1864 - 1934
Styles: Bajiquan, Piguazhang.

Perhaps the most famous and feared master of Bajiquan and Piquazhang in the 20th century was Li Su-Wen of Zhang Sha village, Cang county. Li Su-Wen was taught bajiquan by Jin Dai Sheng of Meng village and piquazhang from Huan Si Hai of Luo Tong Village. Li was a feared fighter and never saw defeat. It was said that Li Su-Wen never knew the fealing of a second punch, since the first punch would kill his opponent. Li had developed such a high level of skill there was no need for him to issue a second strike.

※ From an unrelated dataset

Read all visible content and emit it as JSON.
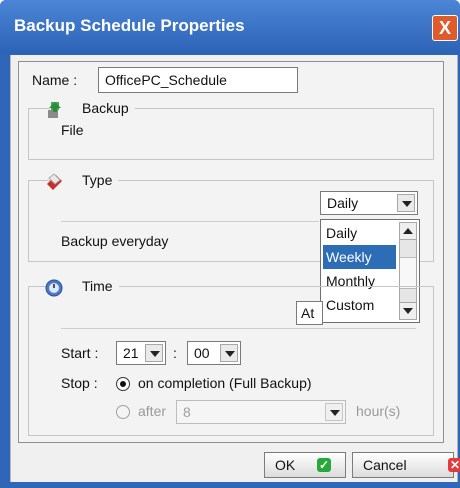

There is a story about Li Su-Wen and a six harmony master who was angered by Li's remark about his style. Li had stated that this master used too many flowery movements and was useless in combat. Angered by Li's statement, the master issued a challenge to fight Li. Li allowed for the master to strike first, but Li had beat him to the strike with a collapsing palm strike to the head, killing the master. Li never saw defeat and accepted all challenges; he would continue this practice into his old age.

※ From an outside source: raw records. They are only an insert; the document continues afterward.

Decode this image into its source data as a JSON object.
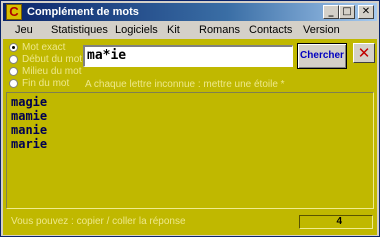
{
  "window": {
    "title": "Complément de mots",
    "app_icon_glyph": "C",
    "minimize_glyph": "_",
    "maximize_glyph": "□",
    "close_glyph": "✕"
  },
  "menu": {
    "items": [
      "Jeu",
      "Statistiques",
      "Logiciels",
      "Kit",
      "Romans",
      "Contacts",
      "Version"
    ]
  },
  "options": {
    "selected": "Mot exact",
    "items": [
      "Mot exact",
      "Début du mot",
      "Milieu du mot",
      "Fin du mot"
    ]
  },
  "search": {
    "value": "ma*ie",
    "button_label": "Chercher",
    "clear_glyph": "✕"
  },
  "hint": "A chaque lettre inconnue : mettre une étoile *",
  "results": [
    "magie",
    "mamie",
    "manie",
    "marie"
  ],
  "status": {
    "text": "Vous pouvez : copier / coller la réponse",
    "count": "4"
  },
  "colors": {
    "client_bg": "#c0b800",
    "label_text": "#eee88a",
    "title_bar": "#0a246a"
  }
}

Aside from his skills in bajiquan and piquazhang, Li was a renowned spearman. He trained and taught the liu he da qiang (Six Harmony Lance). The lance, which was 14 feet long, was his weapon of choice in combat. Li was given the nickname "God of Spear" for his spear fighting prowess. Unfortunately, Li had many jealous enemies and was later killed by poison.

There were many accomplished martial artists who sought out Li's instructions. Among Li Su-Wen's students, there are three who taught bajiquan to the bodyguards of China's most influential leaders. The first was Huo Dian Ge (1186-1942), who was Emperor Pu Yi's bodyguard. Huo also taught bajiquan to the emperor himself along with his personal guards. The second was Li Chen Wu, who taught the secret police of Mao Ze Dong. The final and last closed-door disciple of Li Su-Wen was Liu Yun-Qiao (1909-1992). Liu Yun-Qiao was responsible for instructing the presidential guards of Chang Kai Shek.